→ EXERCISE:
Copy every record that follows, word for word.

* * * *

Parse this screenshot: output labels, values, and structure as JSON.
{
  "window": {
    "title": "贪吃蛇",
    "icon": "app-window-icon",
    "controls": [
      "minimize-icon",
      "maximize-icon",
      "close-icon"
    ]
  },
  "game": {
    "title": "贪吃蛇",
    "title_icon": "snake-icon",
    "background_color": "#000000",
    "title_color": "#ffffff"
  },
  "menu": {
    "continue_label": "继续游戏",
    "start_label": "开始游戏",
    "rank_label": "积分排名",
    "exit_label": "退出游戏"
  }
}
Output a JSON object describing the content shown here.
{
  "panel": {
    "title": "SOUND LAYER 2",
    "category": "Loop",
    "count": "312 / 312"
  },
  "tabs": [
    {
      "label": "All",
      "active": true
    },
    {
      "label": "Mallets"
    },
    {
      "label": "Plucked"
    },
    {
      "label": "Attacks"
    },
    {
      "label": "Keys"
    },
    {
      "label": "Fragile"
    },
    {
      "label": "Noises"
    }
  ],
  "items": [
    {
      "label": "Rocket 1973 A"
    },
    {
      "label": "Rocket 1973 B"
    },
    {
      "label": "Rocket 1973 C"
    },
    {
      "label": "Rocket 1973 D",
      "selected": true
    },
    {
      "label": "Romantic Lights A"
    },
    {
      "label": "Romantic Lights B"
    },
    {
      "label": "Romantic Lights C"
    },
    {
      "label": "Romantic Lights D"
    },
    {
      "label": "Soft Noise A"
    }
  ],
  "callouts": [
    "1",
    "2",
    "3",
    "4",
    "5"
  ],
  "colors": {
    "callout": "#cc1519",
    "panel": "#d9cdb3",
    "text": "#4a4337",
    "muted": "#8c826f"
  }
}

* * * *

→ ANSWER SPACE:
Parse this screenshot: output labels, values, and structure as JSON.
{
  "window": {
    "title": "贪吃蛇",
    "icon": "app-window-icon",
    "controls": [
      "minimize-icon",
      "maximize-icon",
      "close-icon"
    ]
  },
  "game": {
    "title": "贪吃蛇",
    "title_icon": "snake-icon",
    "background_color": "#000000",
    "title_color": "#ffffff"
  },
  "menu": {
    "continue_label": "继续游戏",
    "start_label": "开始游戏",
    "rank_label": "积分排名",
    "exit_label": "退出游戏"
  }
}
Output a JSON object describing the content shown here.
{
  "panel": {
    "title": "SOUND LAYER 2",
    "category": "Loop",
    "count": "312 / 312"
  },
  "tabs": [
    {
      "label": "All",
      "active": true
    },
    {
      "label": "Mallets"
    },
    {
      "label": "Plucked"
    },
    {
      "label": "Attacks"
    },
    {
      "label": "Keys"
    },
    {
      "label": "Fragile"
    },
    {
      "label": "Noises"
    }
  ],
  "items": [
    {
      "label": "Rocket 1973 A"
    },
    {
      "label": "Rocket 1973 B"
    },
    {
      "label": "Rocket 1973 C"
    },
    {
      "label": "Rocket 1973 D",
      "selected": true
    },
    {
      "label": "Romantic Lights A"
    },
    {
      "label": "Romantic Lights B"
    },
    {
      "label": "Romantic Lights C"
    },
    {
      "label": "Romantic Lights D"
    },
    {
      "label": "Soft Noise A"
    }
  ],
  "callouts": [
    "1",
    "2",
    "3",
    "4",
    "5"
  ],
  "colors": {
    "callout": "#cc1519",
    "panel": "#d9cdb3",
    "text": "#4a4337",
    "muted": "#8c826f"
  }
}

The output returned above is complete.